top of page
  • Writer's pictureSara White

Employee share incentive plans up for review

Updated: Mar 21

The government plans to overhaul schemes offering people shares in their employer to simplify the application process and review cost of tax reliefs.


Sara White, Editor, Accountancy Daily


In a call for evidence, the Treasury wants to hear views on Save As You Earn (SAYE) and the Share Incentive Plan (SIP), as it seeks to improve the schemes and expand their use by making it easier for businesses to set them up and offer them to staff.


The Treasury wants to assess whether the schemes’ rules are simple and clear as well as whether they offer enough flexibility to meet individual companies’ needs. It is also keen to find out if the schemes work for lower earners, particularly as there has been a decline in usage and popularity since 2016.


In June 2022, there were a total of 1,030 employee-owned businesses in the UK. The range of schemes cost over £300m a year in tax relief costs.


This comes as a HMRC evaluation report by Econometrics showed that more than half (55%) of surveyed claimant companies were unaware of having registered for SAYE or SIP in the last 10 years.
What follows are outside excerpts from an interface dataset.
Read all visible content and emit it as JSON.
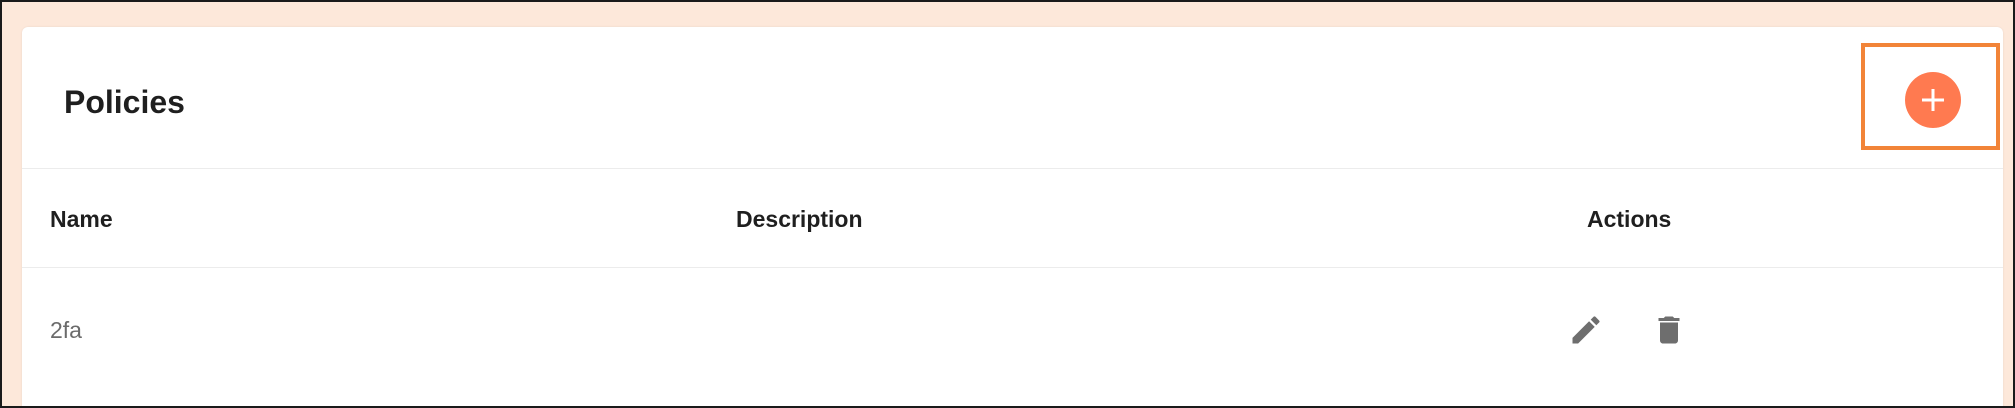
{
  "header": {
    "title": "Policies",
    "add_button_icon": "plus-icon",
    "accent_color": "#ff7a50"
  },
  "table": {
    "columns": [
      "Name",
      "Description",
      "Actions"
    ],
    "rows": [
      {
        "name": "2fa",
        "description": "",
        "actions": [
          "edit-icon",
          "delete-icon"
        ]
      }
    ]
  },
  "colors": {
    "background": "#fde8da",
    "highlight": "#f28438",
    "icon": "#6e6e6e"
  }
}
The research found that half of businesses used the schemes to ‘create a feeling of ownership of the company’, with a third (31%) saying they helped them retain and recruit staff. However, a third (31%) of businesses said the schemes were too complicated to set up, describing them as ‘complicated, time-consuming and costly’.
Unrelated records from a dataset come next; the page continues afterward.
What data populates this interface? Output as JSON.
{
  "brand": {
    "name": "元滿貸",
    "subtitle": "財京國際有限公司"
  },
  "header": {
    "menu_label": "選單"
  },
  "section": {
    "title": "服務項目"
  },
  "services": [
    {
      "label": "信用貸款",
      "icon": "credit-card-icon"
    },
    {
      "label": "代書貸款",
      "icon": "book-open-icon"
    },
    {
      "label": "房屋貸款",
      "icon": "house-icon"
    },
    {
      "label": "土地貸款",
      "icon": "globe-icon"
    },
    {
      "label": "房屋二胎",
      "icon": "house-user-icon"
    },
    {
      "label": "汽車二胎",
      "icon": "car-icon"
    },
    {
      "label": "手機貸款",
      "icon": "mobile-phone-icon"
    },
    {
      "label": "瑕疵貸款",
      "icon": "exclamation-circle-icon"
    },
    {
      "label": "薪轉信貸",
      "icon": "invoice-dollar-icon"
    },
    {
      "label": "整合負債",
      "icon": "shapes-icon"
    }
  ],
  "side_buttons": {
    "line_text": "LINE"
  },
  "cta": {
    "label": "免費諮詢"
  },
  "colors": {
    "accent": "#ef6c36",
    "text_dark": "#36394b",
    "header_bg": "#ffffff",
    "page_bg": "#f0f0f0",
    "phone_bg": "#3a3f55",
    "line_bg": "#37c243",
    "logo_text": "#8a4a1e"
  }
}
The main reason for not offering schemes related to concerns about corporate governance, financing and structure, cited by 38% of respondents, while in many instances management did not want employees to have a ‘controlling interest’ in the company, cited by 27% of non-claimant respondents.


The complexity of the administration process was a concern for 25% of companies while 22% said other compensation and benefits packages were better for recruitment and retention.


Interviewed claimant companies also noted that increasing the limits would make the scheme more applicable and relevant for the most senior members of staff. This was due to the fact that remuneration for senior staff often needs to be higher and can exceed the schemes’ limits.


The two schemes up for review are:


1. Save As You Earn (SAYE): this allows employees to buy discounted shares in their company if they save money up to £500 each month for three to five years. The money saved and interest earned is tax free. Capital gains tax (CGT) may be payable if shares acquired through a SAYE scheme are later sold or disposed.


The number of companies and employees using SAYE has declined since 2015-16 and fell by over 7% in the last eight years.


2. Share Incentive Plan (SIP): this allows companies to help their employees to purchase shares directly in their company or offer them as awards, tax free. They can give employees up to £3,600 of free shares each tax year and individuals can purchase shares out of their salaries up to £1,800 in value or 10% of their income, whichever is lower.


Employees do not pay income tax or National Insurance contributions on the value of the free or matching shares given to them provided they keep them in the plan for at least five years.


HMRC evaluation published shows 50% of companies which have set up a share scheme have done so to create a feeling of ownership among their staff, with other common reasons being to help retain staff and skilled employees, attract skilled employees and improve staff morale.


The call for evidence comes after venture capital firm Index Ventures praised government reforms to a separate scheme, the Company Share Option Plan, placing the UK as joint top among G7 countries in share option policy.


These reforms saw a doubling of the amount of share options employees can be granted and removed restrictions on which kind of shares could be included. Index said the moves the government took were “helping scale ups attract and retain the talent they need”.


Victoria Atkins, financial secretary to the Treasury, said: ‘Employee share schemes are an effective way to boost motivation in workforces by giving people an extra stake in what they do – and they offer a boost for business.


‘Growing the economy is a priority for this government and one way to make this happen is by making these schemes as easy as possible to set up.’


The closing date for comment is 25 August 2023.

1 view0 comments

Comments


bottom of page